Filter by the string "header": return the lines of the material that contain it.

******************************

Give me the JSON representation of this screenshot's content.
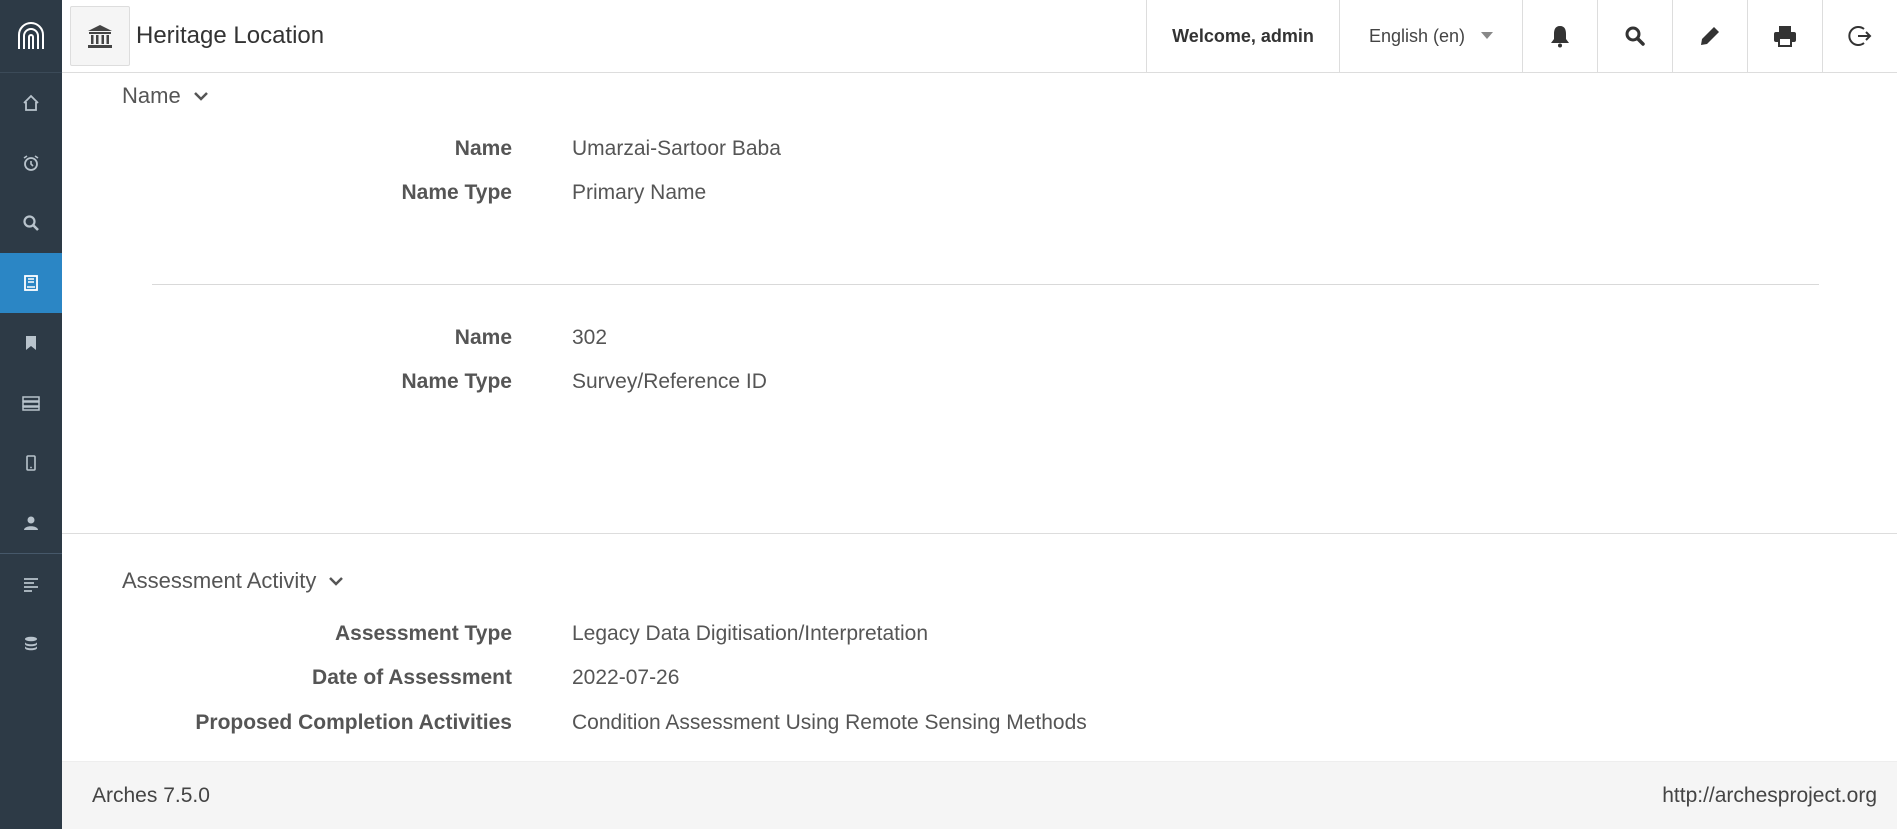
{
  "header": {
    "title": "Heritage Location",
    "welcome": "Welcome, admin",
    "language": "English (en)"
  },
  "sidebar": {
    "items": [
      {
        "icon": "home-icon"
      },
      {
        "icon": "alarm-clock-icon"
      },
      {
        "icon": "search-icon"
      },
      {
        "icon": "resource-editor-icon",
        "active": true
      },
      {
        "icon": "bookmark-icon"
      },
      {
        "icon": "server-icon"
      },
      {
        "icon": "mobile-icon"
      },
      {
        "icon": "user-icon"
      },
      {
        "icon": "list-icon"
      },
      {
        "icon": "database-icon"
      }
    ]
  },
  "sections": {
    "name": {
      "title": "Name",
      "entries": [
        {
          "name_label": "Name",
          "name_value": "Umarzai-Sartoor Baba",
          "type_label": "Name Type",
          "type_value": "Primary Name"
        },
        {
          "name_label": "Name",
          "name_value": "302",
          "type_label": "Name Type",
          "type_value": "Survey/Reference ID"
        }
      ]
    },
    "assessment": {
      "title": "Assessment Activity",
      "fields": [
        {
          "label": "Assessment Type",
          "value": "Legacy Data Digitisation/Interpretation"
        },
        {
          "label": "Date of Assessment",
          "value": "2022-07-26"
        },
        {
          "label": "Proposed Completion Activities",
          "value": "Condition Assessment Using Remote Sensing Methods"
        }
      ]
    }
  },
  "footer": {
    "version": "Arches 7.5.0",
    "url": "http://archesproject.org"
  },
  "colors": {
    "sidebar_bg": "#2d3a46",
    "active_item": "#2b86c5"
  }
}
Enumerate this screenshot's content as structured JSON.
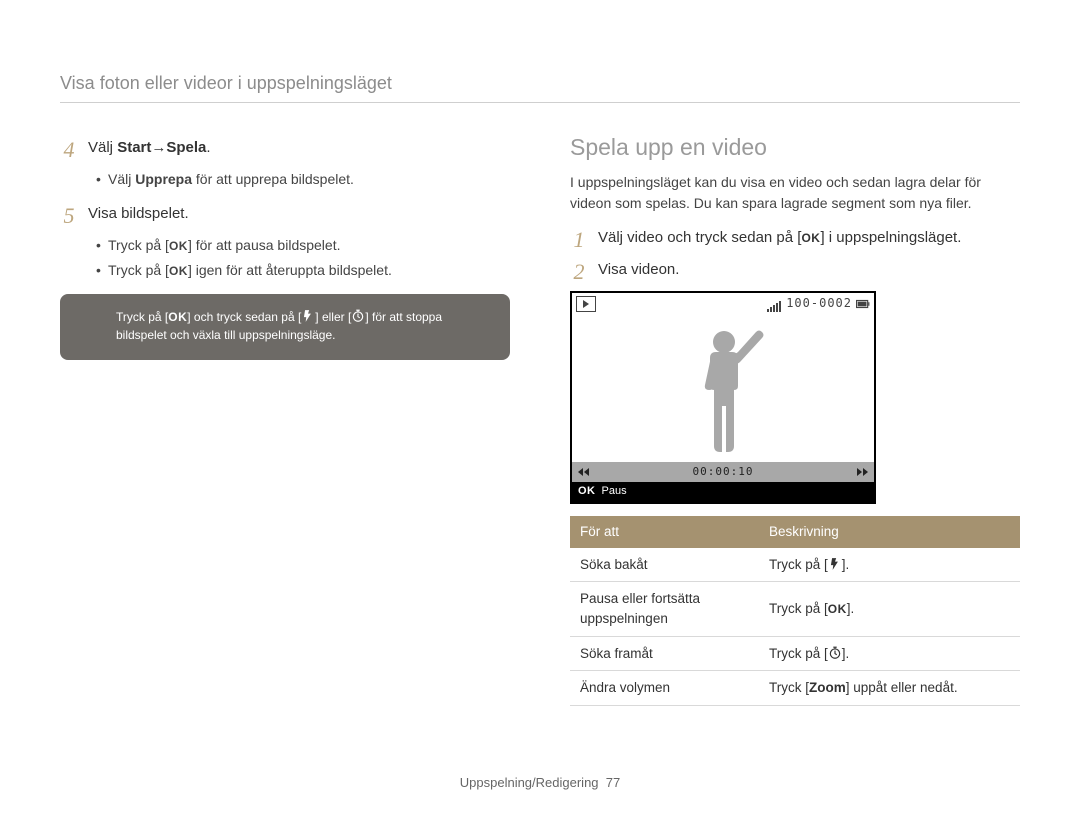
{
  "header": "Visa foton eller videor i uppspelningsläget",
  "left": {
    "step4_prefix": "Välj ",
    "step4_b1": "Start",
    "step4_arrow": " → ",
    "step4_b2": "Spela",
    "step4_suffix": ".",
    "step4_bullets": [
      {
        "pre": "Välj ",
        "bold": "Upprepa",
        "post": " för att upprepa bildspelet."
      }
    ],
    "step5": "Visa bildspelet.",
    "step5_bullets": [
      {
        "pre": "Tryck på [",
        "ok": "OK",
        "post": "] för att pausa bildspelet."
      },
      {
        "pre": "Tryck på [",
        "ok": "OK",
        "post": "] igen för att återuppta bildspelet."
      }
    ],
    "note_pre": "Tryck på [",
    "note_ok": "OK",
    "note_mid1": "] och tryck sedan på [",
    "note_mid2": "] eller [",
    "note_mid3": "] för att stoppa bildspelet och växla till uppspelningsläge."
  },
  "right": {
    "title": "Spela upp en video",
    "intro": "I uppspelningsläget kan du visa en video och sedan lagra delar för videon som spelas. Du kan spara lagrade segment som nya filer.",
    "step1_pre": "Välj video och tryck sedan på [",
    "step1_ok": "OK",
    "step1_post": "] i uppspelningsläget.",
    "step2": "Visa videon.",
    "vb_counter": "100-0002",
    "vb_time": "00:00:10",
    "vb_pause_ok": "OK",
    "vb_pause_label": "Paus",
    "table": {
      "h1": "För att",
      "h2": "Beskrivning",
      "rows": [
        {
          "c1": "Söka bakåt",
          "pre": "Tryck på [",
          "icon": "flash",
          "post": "]."
        },
        {
          "c1": "Pausa eller fortsätta uppspelningen",
          "pre": "Tryck på [",
          "icon": "ok",
          "post": "]."
        },
        {
          "c1": "Söka framåt",
          "pre": "Tryck på [",
          "icon": "timer",
          "post": "]."
        },
        {
          "c1": "Ändra volymen",
          "pre": "Tryck [",
          "bold": "Zoom",
          "post": "] uppåt eller nedåt."
        }
      ]
    }
  },
  "footer_label": "Uppspelning/Redigering",
  "footer_page": "77",
  "icons": {
    "flash": "flash-icon",
    "timer": "timer-icon",
    "battery": "battery-icon"
  }
}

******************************

Answer space
  "header": {
  "header": "Visa foton eller videor i uppspelningsläget",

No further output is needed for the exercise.